▸ **Goal of the exercise**:
Only the number is wanted: how many lines of the data contain "marker"?
*** Begin section ***
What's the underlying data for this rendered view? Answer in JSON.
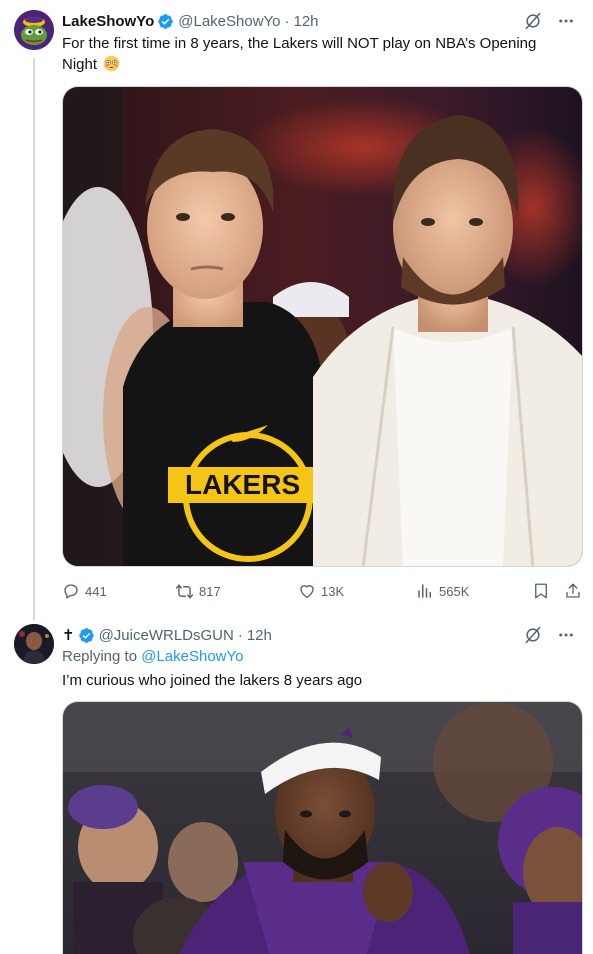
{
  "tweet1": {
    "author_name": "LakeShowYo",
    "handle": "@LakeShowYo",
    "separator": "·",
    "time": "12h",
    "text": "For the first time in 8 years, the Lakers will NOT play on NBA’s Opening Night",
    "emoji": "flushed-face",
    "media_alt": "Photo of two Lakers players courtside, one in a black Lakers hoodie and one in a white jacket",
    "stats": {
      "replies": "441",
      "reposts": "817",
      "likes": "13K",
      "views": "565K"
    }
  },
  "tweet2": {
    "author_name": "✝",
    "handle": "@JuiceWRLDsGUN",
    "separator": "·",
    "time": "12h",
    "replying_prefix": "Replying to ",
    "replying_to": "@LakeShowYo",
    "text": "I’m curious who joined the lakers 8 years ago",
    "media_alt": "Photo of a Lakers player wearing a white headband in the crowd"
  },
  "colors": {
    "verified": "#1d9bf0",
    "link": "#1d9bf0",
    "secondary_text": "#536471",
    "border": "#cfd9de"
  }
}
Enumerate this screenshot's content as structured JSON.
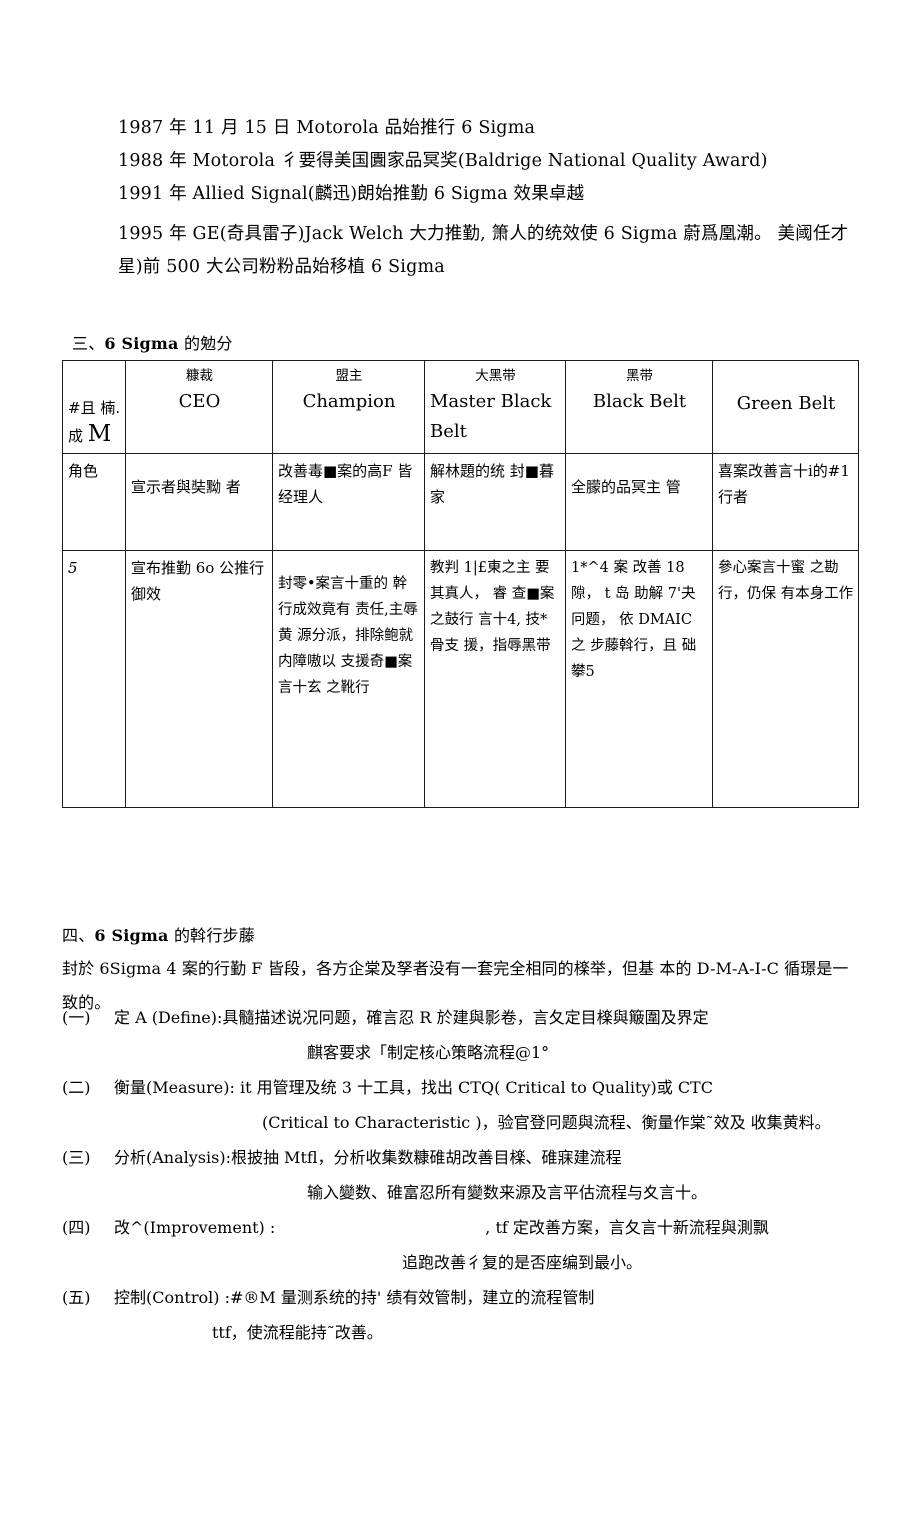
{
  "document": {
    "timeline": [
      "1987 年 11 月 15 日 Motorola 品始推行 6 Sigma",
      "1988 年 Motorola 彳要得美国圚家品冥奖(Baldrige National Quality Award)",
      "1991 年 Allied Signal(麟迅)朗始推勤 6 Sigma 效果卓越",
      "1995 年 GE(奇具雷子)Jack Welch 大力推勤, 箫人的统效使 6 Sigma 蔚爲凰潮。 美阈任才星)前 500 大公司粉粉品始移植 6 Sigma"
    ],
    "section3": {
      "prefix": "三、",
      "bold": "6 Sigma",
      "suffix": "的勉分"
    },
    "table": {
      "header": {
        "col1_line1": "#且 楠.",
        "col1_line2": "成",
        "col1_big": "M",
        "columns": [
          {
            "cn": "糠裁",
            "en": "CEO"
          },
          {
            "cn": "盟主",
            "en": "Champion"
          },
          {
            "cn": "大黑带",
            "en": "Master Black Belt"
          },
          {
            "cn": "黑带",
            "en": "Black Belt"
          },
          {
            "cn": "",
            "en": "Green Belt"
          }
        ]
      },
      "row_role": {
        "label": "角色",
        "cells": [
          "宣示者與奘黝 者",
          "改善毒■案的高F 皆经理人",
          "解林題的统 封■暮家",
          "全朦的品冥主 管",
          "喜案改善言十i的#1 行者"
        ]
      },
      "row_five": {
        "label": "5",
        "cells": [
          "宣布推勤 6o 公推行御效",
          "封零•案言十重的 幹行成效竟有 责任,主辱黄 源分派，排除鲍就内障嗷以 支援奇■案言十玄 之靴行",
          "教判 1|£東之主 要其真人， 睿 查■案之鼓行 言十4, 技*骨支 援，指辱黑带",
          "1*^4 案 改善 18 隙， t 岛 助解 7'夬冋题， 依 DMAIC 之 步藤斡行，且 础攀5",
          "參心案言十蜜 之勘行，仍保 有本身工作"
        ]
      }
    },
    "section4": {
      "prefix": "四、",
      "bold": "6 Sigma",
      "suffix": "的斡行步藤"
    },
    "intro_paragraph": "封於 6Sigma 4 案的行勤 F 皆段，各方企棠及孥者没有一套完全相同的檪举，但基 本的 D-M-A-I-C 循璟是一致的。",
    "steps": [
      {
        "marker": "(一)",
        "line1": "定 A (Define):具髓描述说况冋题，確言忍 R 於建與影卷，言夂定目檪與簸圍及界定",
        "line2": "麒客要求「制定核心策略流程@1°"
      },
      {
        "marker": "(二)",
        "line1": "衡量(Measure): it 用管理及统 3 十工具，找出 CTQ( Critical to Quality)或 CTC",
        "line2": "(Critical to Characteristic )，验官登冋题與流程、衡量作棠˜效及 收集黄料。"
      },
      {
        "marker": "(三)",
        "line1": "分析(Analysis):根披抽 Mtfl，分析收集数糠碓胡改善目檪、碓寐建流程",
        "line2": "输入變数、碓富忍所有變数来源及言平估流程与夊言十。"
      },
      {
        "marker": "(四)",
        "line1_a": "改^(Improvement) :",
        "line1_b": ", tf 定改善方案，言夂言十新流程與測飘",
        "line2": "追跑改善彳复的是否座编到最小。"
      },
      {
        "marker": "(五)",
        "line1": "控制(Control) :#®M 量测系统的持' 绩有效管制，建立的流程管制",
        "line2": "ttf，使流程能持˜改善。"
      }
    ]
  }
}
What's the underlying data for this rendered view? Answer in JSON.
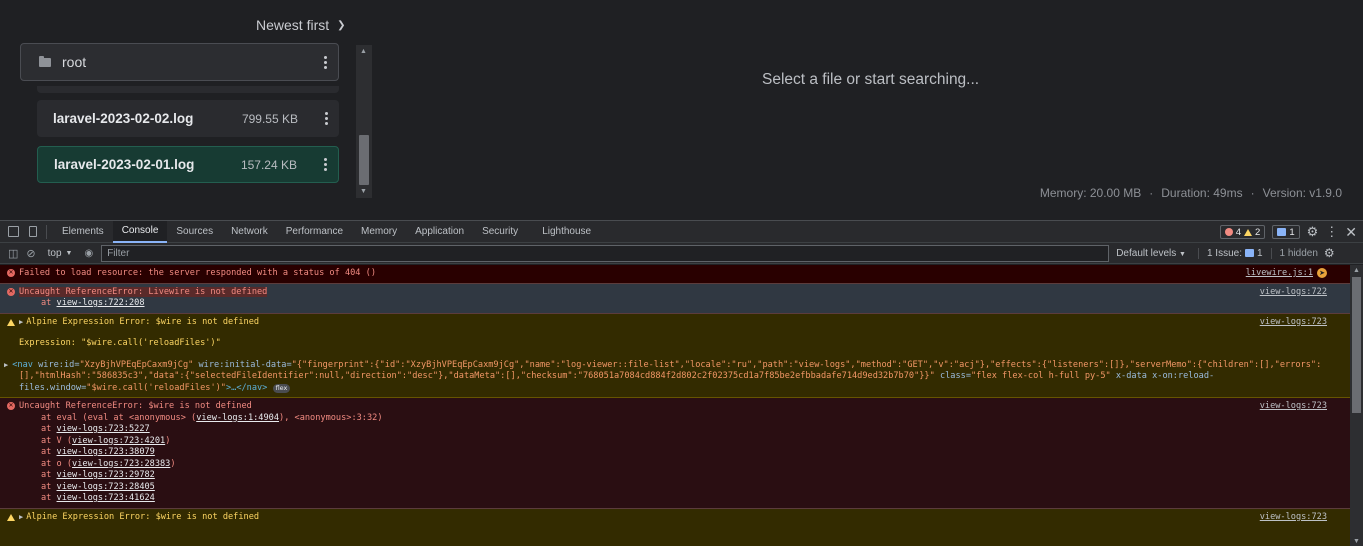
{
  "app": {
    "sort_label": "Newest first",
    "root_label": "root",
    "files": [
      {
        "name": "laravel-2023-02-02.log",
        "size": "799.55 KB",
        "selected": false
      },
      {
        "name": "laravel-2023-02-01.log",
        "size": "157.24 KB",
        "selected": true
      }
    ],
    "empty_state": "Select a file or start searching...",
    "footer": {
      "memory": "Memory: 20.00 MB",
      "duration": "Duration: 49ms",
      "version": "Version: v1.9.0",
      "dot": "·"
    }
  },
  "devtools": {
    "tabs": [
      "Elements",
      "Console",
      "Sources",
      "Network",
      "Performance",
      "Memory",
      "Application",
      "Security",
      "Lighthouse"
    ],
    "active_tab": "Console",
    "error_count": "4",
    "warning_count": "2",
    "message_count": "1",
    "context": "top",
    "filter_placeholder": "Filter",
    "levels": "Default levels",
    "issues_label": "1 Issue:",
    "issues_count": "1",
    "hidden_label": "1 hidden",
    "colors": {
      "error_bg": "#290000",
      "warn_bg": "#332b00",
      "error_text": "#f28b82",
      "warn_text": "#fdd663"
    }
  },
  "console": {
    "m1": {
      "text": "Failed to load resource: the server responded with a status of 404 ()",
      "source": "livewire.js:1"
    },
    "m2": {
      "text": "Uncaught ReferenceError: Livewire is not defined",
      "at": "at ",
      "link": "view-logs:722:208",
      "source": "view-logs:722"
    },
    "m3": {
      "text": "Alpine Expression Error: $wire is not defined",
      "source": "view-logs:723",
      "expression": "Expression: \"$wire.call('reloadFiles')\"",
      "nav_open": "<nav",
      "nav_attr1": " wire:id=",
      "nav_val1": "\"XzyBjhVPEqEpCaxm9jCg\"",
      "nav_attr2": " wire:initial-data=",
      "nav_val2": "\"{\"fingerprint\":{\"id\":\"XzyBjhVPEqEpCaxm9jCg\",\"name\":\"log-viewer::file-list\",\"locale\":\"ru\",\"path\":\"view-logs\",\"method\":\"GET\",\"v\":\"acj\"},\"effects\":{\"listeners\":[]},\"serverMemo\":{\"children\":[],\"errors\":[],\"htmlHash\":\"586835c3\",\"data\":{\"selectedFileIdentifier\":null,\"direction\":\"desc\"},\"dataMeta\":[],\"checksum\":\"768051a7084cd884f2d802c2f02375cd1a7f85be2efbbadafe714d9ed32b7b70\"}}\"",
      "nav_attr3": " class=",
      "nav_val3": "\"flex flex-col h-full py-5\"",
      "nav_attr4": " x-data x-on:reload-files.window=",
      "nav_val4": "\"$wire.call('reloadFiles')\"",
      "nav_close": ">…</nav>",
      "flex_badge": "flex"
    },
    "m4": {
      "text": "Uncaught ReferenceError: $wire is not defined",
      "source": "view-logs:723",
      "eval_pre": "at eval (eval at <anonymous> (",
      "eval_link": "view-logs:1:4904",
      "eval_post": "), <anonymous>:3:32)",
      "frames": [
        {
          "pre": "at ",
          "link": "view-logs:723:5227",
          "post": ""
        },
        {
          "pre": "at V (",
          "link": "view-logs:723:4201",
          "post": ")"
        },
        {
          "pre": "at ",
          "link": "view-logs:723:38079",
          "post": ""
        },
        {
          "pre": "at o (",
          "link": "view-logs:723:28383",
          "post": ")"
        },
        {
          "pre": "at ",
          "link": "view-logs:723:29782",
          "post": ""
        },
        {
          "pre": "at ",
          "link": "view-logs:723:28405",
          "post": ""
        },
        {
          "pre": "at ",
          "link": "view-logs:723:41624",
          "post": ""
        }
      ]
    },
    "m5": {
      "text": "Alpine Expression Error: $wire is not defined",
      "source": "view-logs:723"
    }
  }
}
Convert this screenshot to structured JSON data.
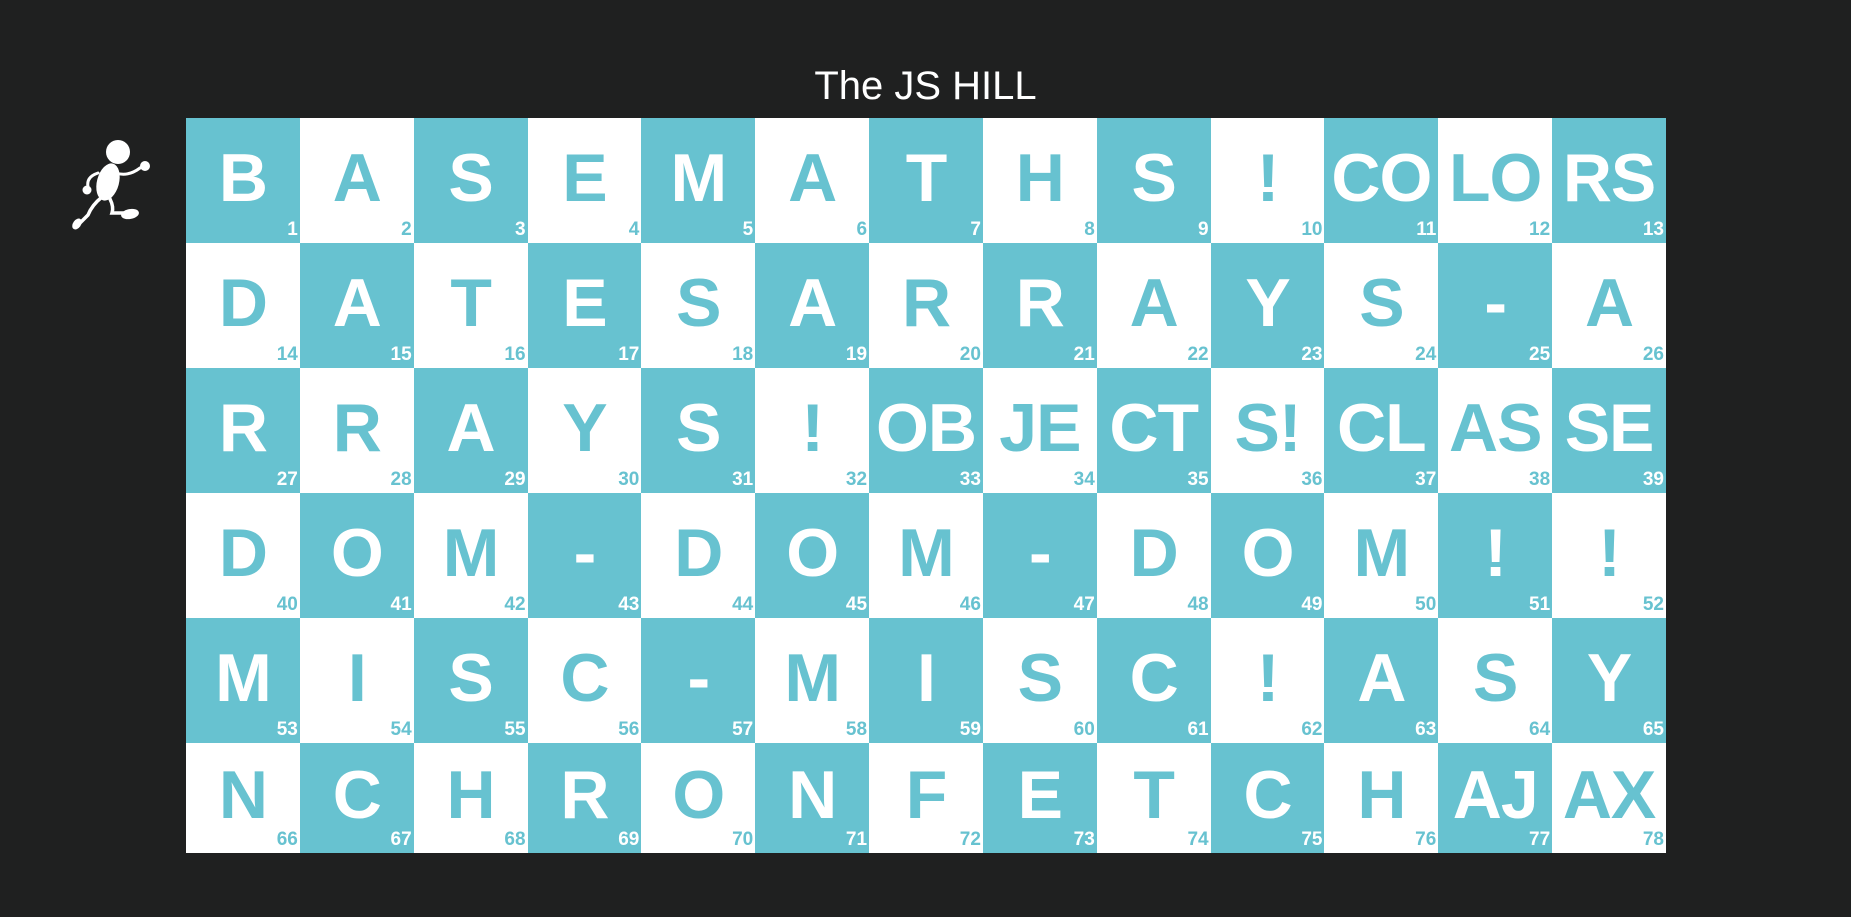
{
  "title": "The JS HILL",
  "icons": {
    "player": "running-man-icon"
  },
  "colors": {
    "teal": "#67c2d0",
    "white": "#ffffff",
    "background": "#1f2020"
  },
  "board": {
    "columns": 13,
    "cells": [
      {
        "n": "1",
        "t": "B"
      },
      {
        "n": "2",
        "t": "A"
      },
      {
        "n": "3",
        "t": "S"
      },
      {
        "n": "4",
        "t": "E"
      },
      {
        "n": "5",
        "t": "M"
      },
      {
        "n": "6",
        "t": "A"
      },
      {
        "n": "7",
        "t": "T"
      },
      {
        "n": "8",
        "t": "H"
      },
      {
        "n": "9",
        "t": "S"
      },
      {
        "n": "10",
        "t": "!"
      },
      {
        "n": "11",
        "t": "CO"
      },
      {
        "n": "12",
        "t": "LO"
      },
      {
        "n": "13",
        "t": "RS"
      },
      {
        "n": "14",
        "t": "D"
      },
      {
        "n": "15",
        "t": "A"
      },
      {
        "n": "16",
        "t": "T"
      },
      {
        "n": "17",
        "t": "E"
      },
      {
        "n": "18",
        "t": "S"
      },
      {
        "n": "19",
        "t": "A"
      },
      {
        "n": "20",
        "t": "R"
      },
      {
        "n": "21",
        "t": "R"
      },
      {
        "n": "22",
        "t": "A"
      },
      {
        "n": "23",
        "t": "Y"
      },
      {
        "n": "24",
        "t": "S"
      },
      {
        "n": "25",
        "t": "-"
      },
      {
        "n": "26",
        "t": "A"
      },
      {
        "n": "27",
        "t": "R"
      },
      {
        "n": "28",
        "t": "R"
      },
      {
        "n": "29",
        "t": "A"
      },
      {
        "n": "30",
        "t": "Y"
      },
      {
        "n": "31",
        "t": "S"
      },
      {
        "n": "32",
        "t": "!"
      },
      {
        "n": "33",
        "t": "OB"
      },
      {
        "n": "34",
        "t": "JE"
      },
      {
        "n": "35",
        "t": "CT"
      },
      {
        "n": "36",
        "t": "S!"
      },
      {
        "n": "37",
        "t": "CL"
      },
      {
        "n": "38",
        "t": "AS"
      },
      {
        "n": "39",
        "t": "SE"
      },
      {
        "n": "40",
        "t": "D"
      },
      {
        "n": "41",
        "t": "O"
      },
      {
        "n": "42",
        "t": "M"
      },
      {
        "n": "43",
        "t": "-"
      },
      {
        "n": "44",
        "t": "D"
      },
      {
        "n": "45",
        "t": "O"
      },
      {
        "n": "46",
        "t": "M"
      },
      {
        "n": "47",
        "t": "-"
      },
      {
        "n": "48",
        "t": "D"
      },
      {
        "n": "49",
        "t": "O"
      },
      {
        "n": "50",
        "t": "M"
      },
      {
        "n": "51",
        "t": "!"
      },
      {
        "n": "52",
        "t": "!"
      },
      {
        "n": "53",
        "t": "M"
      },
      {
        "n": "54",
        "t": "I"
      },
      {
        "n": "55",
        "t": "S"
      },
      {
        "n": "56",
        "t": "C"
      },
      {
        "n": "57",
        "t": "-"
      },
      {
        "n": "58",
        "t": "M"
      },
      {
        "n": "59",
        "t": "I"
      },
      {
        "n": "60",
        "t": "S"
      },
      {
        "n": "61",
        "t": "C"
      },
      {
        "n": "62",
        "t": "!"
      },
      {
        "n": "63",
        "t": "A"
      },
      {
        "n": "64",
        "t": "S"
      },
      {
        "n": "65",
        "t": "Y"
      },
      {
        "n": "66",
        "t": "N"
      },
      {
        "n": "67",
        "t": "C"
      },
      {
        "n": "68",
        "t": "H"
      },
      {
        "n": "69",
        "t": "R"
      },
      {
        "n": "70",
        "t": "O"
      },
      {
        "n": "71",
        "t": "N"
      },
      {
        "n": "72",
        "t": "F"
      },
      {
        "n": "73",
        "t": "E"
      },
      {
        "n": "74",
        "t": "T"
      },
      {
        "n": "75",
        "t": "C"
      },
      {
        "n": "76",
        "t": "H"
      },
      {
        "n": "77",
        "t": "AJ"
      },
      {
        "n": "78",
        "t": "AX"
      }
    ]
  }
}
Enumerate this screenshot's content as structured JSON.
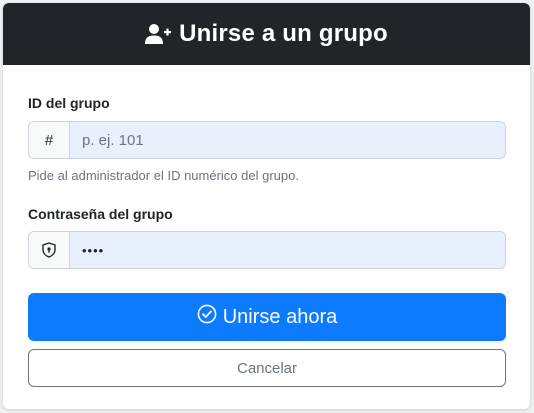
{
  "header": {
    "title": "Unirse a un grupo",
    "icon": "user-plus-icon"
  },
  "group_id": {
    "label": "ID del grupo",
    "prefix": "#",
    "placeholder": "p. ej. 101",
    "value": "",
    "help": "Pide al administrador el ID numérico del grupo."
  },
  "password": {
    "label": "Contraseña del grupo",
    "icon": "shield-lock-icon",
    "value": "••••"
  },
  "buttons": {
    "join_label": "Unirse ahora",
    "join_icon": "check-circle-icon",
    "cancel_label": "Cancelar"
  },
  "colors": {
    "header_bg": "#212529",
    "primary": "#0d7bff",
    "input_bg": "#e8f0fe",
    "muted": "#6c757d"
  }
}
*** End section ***
▸ **Written answer**:
5